Dr. Stu Hoffman of ChiroSecure discussed in his video hangout with Dr. Ray Foxworth, the president of ChiroHealthUSA, another topic that is so important to chiropractors for their practice. They tackled in their 40-minute discussion the five most dangerous things that chiropractors face – all are associated with fines, penalties, and audit. They also provided some very useful insights that can help in a chiropractor’s plan of action to minimize the associated risks.
Chiropractors should be mindful of the following risks in their practice:
- Dual fee schedules
Charging more to insurance companies than they do to cash patients. Why should this be avoided? Because it is considered illegal in many states for the following reasons: misrepresents charges to carriers; False Claims Act violation; may violate Provider Agreements. Furthermore, dual fee schedules can trigger investigations.
- Time of Service Discounts
Here are the reasons why this can put chiropractors at risk:
- Not defined in many states
- More often not defensible
- Often a cover for a“dual fee schedule”
- Not disclosed to carriers as required
- May not be permissible on federally insured’s.
- Inducement Violations
Chiropractors should also not give something away to a patient to make them come into their office or to induce patients to come into their office. If one does that, it’s a $10,000 fine for the OIG, 2009 special alert bulletin.
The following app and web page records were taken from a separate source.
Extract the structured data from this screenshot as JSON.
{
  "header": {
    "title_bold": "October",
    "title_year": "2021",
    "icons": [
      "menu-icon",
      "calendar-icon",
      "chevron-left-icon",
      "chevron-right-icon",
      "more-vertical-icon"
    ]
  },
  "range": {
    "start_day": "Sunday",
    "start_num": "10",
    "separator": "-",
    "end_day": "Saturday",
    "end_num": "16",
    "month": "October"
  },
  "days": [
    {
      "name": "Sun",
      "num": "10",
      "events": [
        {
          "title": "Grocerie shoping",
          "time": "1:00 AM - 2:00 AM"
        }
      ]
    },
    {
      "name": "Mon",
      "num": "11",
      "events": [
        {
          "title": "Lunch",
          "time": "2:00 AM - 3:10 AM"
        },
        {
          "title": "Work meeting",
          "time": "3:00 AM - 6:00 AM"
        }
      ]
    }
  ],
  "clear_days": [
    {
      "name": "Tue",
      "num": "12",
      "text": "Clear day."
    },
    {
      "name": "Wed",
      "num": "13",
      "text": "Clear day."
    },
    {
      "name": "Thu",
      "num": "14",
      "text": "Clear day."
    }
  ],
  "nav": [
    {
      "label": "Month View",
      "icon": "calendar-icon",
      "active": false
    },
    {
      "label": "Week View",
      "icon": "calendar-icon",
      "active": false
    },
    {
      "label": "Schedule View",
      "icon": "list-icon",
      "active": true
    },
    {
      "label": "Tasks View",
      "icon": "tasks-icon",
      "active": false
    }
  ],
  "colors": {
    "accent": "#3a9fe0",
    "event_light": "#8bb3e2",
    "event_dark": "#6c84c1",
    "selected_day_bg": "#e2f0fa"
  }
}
In connection with this, chiropractors should note what the OIG has stated:
- “incentives that are only nominal in value are not prohibited by the [Inducement Law]”
- No more than $15 per item, or $75 in the aggregate on an annual basis.
- One free exam, x-ray or therapy is a risk.
- Anti-kickback Violations
A person who offers or transfers to a Medicare or Medicaid beneficiary any remuneration that the person knows or should know is likely to influence the beneficiary’s selection of a particular provider, practitioner, or supplier of Medicare or Medicaid payable items or services may be liable for civil money penalties (CMPs) of up to $10,000 for each
Many states have adopted federal rules/regs.
- False Claims Act Violations
What does the law state? The False Claims Acts “prohibit any individual or business from submitting, or causing someone else to submit, to the government a false or fraudulent claim for payment. These false claims acts apply to all types of goods, services and government contracting…”
In other words, the law prohibits: knowingly presenting, or causing to be presented a false claim
for payment or approval.
Here are some examples:
- Waiving deductibles or co-payments and not reporting to carriers
- Up-coding for higher reimbursements
- Down-coding based on payer type
- AAPC Article: http://news.aapc.com/index.php/2014/04/undercoding-is-no-better-than-overcoding/
When to offer discount?
The only time chiropractors offer a discount is when it is required by mandate, or by contractual agreement, or a documented hardship.